In July PrEP became available on the NHS across Scotland. Since then nearly 400 people are known to have been prescribed PrEP on the NHS. There is clear guidance on who is eligible for PrEP in Scotland, and work must be done to ensure that all groups that could benefit from it and meet eligibility criteria are accessing it.

We know that more work needs to be done to understand HIV prevention needs and barriers to PrEP among key populations affected by HIV. As a starting point for this, we conducted a number of focus groups with heterosexual Africans at risk of HIV in Scotland. This was a first step to understanding the role of PrEP in their HIV prevention and we were only able to reach a small portion of heterosexual people who may be at higher risk of HIV. The findings from these groups confirmed that this area requires further focus and research.
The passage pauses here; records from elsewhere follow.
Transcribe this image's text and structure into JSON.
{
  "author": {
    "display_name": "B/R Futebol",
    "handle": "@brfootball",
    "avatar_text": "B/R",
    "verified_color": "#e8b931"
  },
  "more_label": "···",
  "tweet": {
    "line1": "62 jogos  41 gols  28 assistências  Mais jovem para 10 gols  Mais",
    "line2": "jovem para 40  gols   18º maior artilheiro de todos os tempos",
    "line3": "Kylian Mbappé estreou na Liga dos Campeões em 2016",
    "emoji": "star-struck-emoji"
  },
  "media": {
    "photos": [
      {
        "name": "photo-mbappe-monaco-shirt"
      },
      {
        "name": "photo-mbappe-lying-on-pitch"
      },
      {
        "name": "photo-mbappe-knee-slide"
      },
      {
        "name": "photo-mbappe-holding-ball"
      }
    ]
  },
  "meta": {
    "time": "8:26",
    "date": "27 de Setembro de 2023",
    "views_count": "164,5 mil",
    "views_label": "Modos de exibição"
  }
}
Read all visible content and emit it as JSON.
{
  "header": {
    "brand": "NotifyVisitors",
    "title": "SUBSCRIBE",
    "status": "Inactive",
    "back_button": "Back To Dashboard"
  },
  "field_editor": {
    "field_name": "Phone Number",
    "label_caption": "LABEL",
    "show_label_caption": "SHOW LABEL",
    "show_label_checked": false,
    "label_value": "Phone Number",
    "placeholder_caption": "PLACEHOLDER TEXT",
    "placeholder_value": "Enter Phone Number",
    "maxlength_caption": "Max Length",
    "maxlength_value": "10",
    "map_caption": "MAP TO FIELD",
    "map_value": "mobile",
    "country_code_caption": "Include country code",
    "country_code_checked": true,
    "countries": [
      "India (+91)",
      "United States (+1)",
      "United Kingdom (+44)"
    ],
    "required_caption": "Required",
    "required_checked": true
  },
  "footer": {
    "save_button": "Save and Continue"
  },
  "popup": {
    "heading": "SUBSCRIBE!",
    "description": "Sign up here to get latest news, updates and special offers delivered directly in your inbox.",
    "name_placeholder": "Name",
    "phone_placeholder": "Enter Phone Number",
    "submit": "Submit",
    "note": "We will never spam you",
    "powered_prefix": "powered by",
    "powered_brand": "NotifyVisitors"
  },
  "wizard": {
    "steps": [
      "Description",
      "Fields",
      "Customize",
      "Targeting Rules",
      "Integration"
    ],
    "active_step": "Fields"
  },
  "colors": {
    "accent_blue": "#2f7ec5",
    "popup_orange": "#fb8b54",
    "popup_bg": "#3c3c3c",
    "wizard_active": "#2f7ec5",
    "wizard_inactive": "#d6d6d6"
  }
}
From the focus groups we found that experiences of intersecting stigma created barriers for accessing HIV information and prevention services. Participants discussed how stigma played an integral role in their HIV prevention. Several participants shared with us how fear of stigma from friends or family seeing them at the sexual health clinic prevented them from attending services and that fear of being stigmatised by staff in sexual health services made them hesitant to discuss HIV prevention or PrEP.
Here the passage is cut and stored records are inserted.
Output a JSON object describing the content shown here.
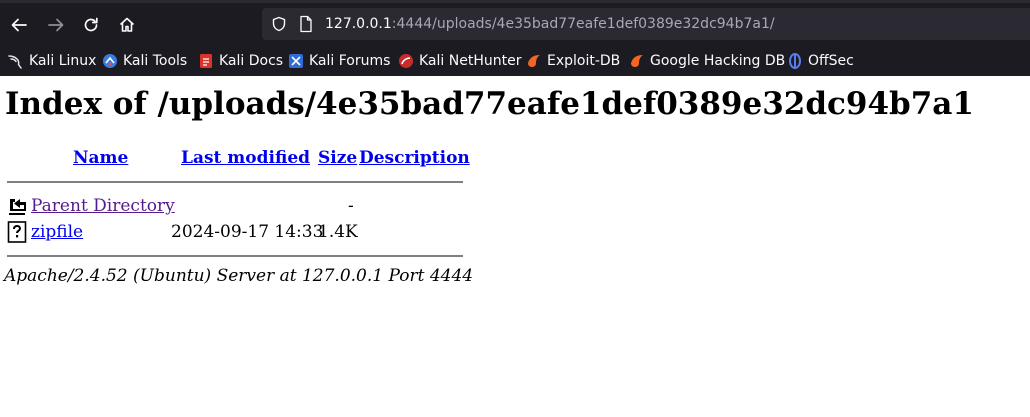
{
  "browser": {
    "url": {
      "host": "127.0.0.1",
      "rest": ":4444/uploads/4e35bad77eafe1def0389e32dc94b7a1/"
    },
    "bookmarks": [
      {
        "label": "Kali Linux",
        "icon": "kali-dragon-icon"
      },
      {
        "label": "Kali Tools",
        "icon": "kali-tools-icon"
      },
      {
        "label": "Kali Docs",
        "icon": "kali-docs-icon"
      },
      {
        "label": "Kali Forums",
        "icon": "kali-forums-icon"
      },
      {
        "label": "Kali NetHunter",
        "icon": "nethunter-icon"
      },
      {
        "label": "Exploit-DB",
        "icon": "exploit-db-icon"
      },
      {
        "label": "Google Hacking DB",
        "icon": "ghdb-icon"
      },
      {
        "label": "OffSec",
        "icon": "offsec-icon"
      }
    ],
    "colors": {
      "chrome": "#1c1b22",
      "urlbar": "#2b2a33",
      "text": "#fbfbfe"
    }
  },
  "listing": {
    "title": "Index of /uploads/4e35bad77eafe1def0389e32dc94b7a1",
    "columns": {
      "name": "Name",
      "last_modified": "Last modified",
      "size": "Size",
      "description": "Description"
    },
    "rows": [
      {
        "icon": "back-arrow-icon",
        "name": "Parent Directory",
        "last_modified": "",
        "size": "-",
        "description": ""
      },
      {
        "icon": "unknown-file-icon",
        "name": "zipfile",
        "last_modified": "2024-09-17 14:33",
        "size": "1.4K",
        "description": ""
      }
    ],
    "footer": "Apache/2.4.52 (Ubuntu) Server at 127.0.0.1 Port 4444",
    "colors": {
      "link": "#0000ee",
      "visited": "#551a8b"
    }
  }
}
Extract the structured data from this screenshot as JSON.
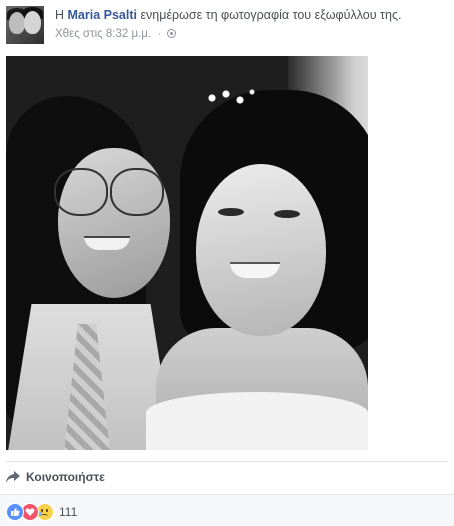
{
  "post": {
    "header": {
      "prefix": "Η",
      "author": "Maria Psalti",
      "action": "ενημέρωσε τη φωτογραφία του εξωφύλλου της.",
      "timestamp": "Χθες στις 8:32 μ.μ.",
      "separator": "·",
      "privacy_icon": "globe-icon"
    },
    "photo": {
      "kind": "black-and-white wedding portrait"
    },
    "actions": {
      "share_label": "Κοινοποιήστε",
      "share_icon": "share-arrow-icon"
    },
    "reactions": {
      "icons": [
        "like-icon",
        "love-icon",
        "sad-icon"
      ],
      "count": "111"
    }
  },
  "colors": {
    "author_link": "#365899",
    "meta_text": "#90949c",
    "like": "#5890ff",
    "love": "#f25268",
    "sad": "#f7d14c"
  }
}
When discussing awareness of PrEP, we found that the majority of participants had heard of PrEP but thought it was only for gay men. They felt there was no specific information targeted to make them aware that they could use also use PrEP. In a discussion of public messaging around PrEP, participants stated that messaging was in the right places (clinical and community spaces), but needed to show more diverse people and be culturally aware of the different ways communities experience HIV stigma and risk.

As part of this work we also interviewed three sexual health and blood borne virus clinicians who discussed the acceptability of PrEP amongst the heterosexual people using their services. The clinicians informed us that it is typically more difficult to identify HIV risk in heterosexual women than in heterosexual men. Additionally many heterosexual people have challenges in accessing and using HIV prevention, and have difficulties identifying their own risk.

This work was carried out by HIV Scotland to determine perception of HIV risk and awareness of PrEP among heterosexual people in Scotland. We were only able to reach a small portion of heterosexual people who may be at higher risk of HIV in this first step to understanding the role of PrEP in their HIV prevention. The persistent rate of new HIV infections among heterosexual people in Scotland, and the stories shared by this small cohort, indicates the need to undertake more research to ensure HIV prevention reaches more heterosexual people at the right time. As participants in these groups highlighted the issue of access to services and multiple stigmas act as barriers to accessing HIV information and prevention, future research should look further into these topics.